It takes a lot more than just history to be a heritage brand. Abercrombie & Fitch, for example, is an old company, having started in the late-1800s as a high-end retailer for outdoor gear and utilitarian clothing. In their heyday, the company dressed adventures and explorers, but after some financial struggles in the 1970s, they were bought out by The Limited and turned into the teeny-bopper label we know today. That loss of identity makes Abercrombie & Fitch a company with a lot of history, but not a lot of heritage.
Heritage brands are different. They not only have a lot of history, but are also committed to their identity. In fact, that’s partly why they’ve become so popular in the last fifteen years. As life moves ever-more quickly in the electronic age and trends die as fast as they’re born, people have come to appreciate brands that remain steadfast in their identity and values over time. Doing so requires more than willpower, however. Many heritage brands maintain meticulous archives, which they rely on for their current designs and production. Those archives are what allow them to maintain that continuity.
One of the more famous archives is LL Bean’s, which holds thousands of items from the company’s 100+ year old history. We talked with Ruth Porter, the company’s archivist, about how they maintain their collection.
How did LL Bean’s archive start?
Ethel Williams, L.L.’s secretary, started it by slowly collecting various items of interest. For instance, she kept a few things from L.L.’s desk when he passed away in 1967, and because of her relationship with L.L. and his second wife Claire, she was given his tackle bag and all of its contents. Ethel kept everything together in a box with a strict warning that nothing was to be disposed of – and we still have the contents of that box today. It started there, and over time, many others saw the importance of keeping maintaining elements of our rich history, like the first “ice bag,” which would later become known as the L.L. Bean Boat and Tote Bag, one of our most iconic and well-recognized products. L.L.’s desk chair and the White Sewing Machine that the first 100 pair of Maine Hunting Shoes were sewn on are also some prominent items. Over time, and as we gained popularity as a company, customers began sending us interesting L.L.Bean products from the past. That’s how the archive collection really began to take shape.
What are some of the memorable things you’ve received from customers?
A family once gave us an old pair of Maine Hunting Shoes they found under a house they were restoring in Canada. The boots were in questionable repair, but we were excited to date them back to the 1920s. One of my favorite donations in the last decade would be a complete woman’s hunting outfit including pants, jacket and a hat that a granddaughter sent back to us after her grandmother passed away. It is in pristine condition from 1930.

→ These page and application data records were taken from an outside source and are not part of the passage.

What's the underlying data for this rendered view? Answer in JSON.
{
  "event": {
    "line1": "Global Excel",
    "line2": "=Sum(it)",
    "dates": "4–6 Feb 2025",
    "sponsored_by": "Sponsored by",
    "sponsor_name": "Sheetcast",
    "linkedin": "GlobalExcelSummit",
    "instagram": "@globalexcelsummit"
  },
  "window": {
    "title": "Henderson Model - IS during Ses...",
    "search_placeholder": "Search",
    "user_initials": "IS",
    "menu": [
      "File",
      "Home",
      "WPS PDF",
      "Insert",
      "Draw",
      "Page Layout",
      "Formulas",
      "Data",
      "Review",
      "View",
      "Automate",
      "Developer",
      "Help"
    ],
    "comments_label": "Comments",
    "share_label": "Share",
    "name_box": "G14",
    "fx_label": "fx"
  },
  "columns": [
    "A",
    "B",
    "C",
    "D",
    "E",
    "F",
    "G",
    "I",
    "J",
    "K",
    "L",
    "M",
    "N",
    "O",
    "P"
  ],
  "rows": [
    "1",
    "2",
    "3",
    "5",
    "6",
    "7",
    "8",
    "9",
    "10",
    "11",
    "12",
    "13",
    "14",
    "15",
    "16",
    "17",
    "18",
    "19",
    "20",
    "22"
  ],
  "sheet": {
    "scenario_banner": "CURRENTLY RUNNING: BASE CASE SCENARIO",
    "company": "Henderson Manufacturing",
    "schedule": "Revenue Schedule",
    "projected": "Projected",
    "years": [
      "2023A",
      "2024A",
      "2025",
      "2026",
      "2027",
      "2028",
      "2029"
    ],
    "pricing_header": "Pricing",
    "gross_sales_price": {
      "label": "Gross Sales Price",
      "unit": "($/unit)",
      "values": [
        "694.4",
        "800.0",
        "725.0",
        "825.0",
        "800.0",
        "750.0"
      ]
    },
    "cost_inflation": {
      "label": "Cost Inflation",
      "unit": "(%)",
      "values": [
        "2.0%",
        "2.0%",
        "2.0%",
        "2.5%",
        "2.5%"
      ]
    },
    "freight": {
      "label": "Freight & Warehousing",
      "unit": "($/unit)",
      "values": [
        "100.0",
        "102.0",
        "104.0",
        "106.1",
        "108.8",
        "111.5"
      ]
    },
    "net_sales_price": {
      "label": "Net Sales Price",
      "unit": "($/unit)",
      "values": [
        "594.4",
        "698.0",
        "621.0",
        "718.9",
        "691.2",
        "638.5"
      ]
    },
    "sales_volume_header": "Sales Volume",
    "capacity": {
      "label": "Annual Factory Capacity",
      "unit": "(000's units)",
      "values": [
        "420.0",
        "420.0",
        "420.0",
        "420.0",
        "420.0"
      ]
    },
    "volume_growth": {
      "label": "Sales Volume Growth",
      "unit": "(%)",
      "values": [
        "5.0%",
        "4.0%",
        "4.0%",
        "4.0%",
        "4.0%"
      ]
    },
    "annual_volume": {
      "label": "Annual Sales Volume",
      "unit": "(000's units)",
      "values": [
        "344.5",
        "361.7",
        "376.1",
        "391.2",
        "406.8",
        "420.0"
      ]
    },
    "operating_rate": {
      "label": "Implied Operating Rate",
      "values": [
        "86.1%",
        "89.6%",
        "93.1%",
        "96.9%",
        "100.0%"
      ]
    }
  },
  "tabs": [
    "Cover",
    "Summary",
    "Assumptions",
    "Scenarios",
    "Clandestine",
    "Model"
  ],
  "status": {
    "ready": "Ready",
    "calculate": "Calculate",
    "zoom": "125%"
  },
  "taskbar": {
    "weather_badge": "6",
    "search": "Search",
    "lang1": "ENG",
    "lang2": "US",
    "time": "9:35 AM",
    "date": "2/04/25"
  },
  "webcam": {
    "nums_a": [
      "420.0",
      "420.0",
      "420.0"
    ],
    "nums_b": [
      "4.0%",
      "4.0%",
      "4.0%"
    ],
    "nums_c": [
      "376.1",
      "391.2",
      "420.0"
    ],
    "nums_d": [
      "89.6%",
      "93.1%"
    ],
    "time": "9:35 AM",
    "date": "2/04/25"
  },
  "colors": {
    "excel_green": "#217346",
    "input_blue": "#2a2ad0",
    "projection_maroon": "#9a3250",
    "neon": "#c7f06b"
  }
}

About how many pieces are in the archive and how big is the space? How do you maintain and organize the items?
We have over seven thousand objects in the archive, which we manage using a database. Objects are stored by specific categories, of which we currently have fifty. Examples of these categories include things such as hunting apparel, fishing tackle, decoys, vintage catalogs, original catalog cover art, and many more. We of course have an amazing collection of Bean Boots, our most iconic product, with some dating back to the early 1900s. We have approximately three thousand square feet of space devoted to the archival facility. It should also be noted that the facility is completely climate-controlled.
Where is the archive kept?
A facility was built in 2006 to house the collection under one roof. The building is located directly behind the Leon L. Bean Home in Freeport, Maine and was designed to look like a barn type structure as a continuation of the house.
How does LL Bean use the archive for its current design projects?
Our in-house designers and developers often visit the archives for design inspiration, especially when looking to develop products with a deliberate nod to our heritage. They will often get an idea for a new product they want to develop and review old catalogs, read the copy, examine the photographs, as well as peruse actual garments that are held in the archives. In other cases, such as with hunting apparel, they will examine old pieces from the archives to identify the features and benefits that made some of those pieces for popular and functional – why change a good thing?
What are some specific examples of how the archive has influenced L.L.Bean’s modern designs?
Several pieces in our Signature line are influenced by our archive, but come in a more modern fit. Our “Signature 1933 Chamois Cloth Shirt,” for example, is made with the same rugged attitude and attention to detail as the original, but has been made slimmer. Another is our “Original Field Coat,” which is very close the original design from the early 1920s.
How do you think maintaining the archive has influenced the development of the company as a whole? Not just in terms of how it designs products now, but in any other ways.
The archive is a demonstrative, tangible example of our commitment to preserving, maintaining, celebrating and perpetuating our history, heritage and our brand. Also, it exists as an example of the high level of quality of our products. The items in the archive are of exceptionally high quality and have stood up to the rigors of time, much like the products we develop to this day. Throughout our history, all of our products needed to be of supreme quality in order to stand uop to our iron-clad 100% satisfaction guarantee.
Thanks Ruth for speaking to us! For more on LL Bean’s archive, readers can check out All Plaidout, Backwoods Plaid, A Restless Transplant, and Foster Huntington. DownEast also has some very cool footage of the space (one of which you can see below).
(photos via All Plaidout, Foster Huntington, Katon, and Bangor Daily News)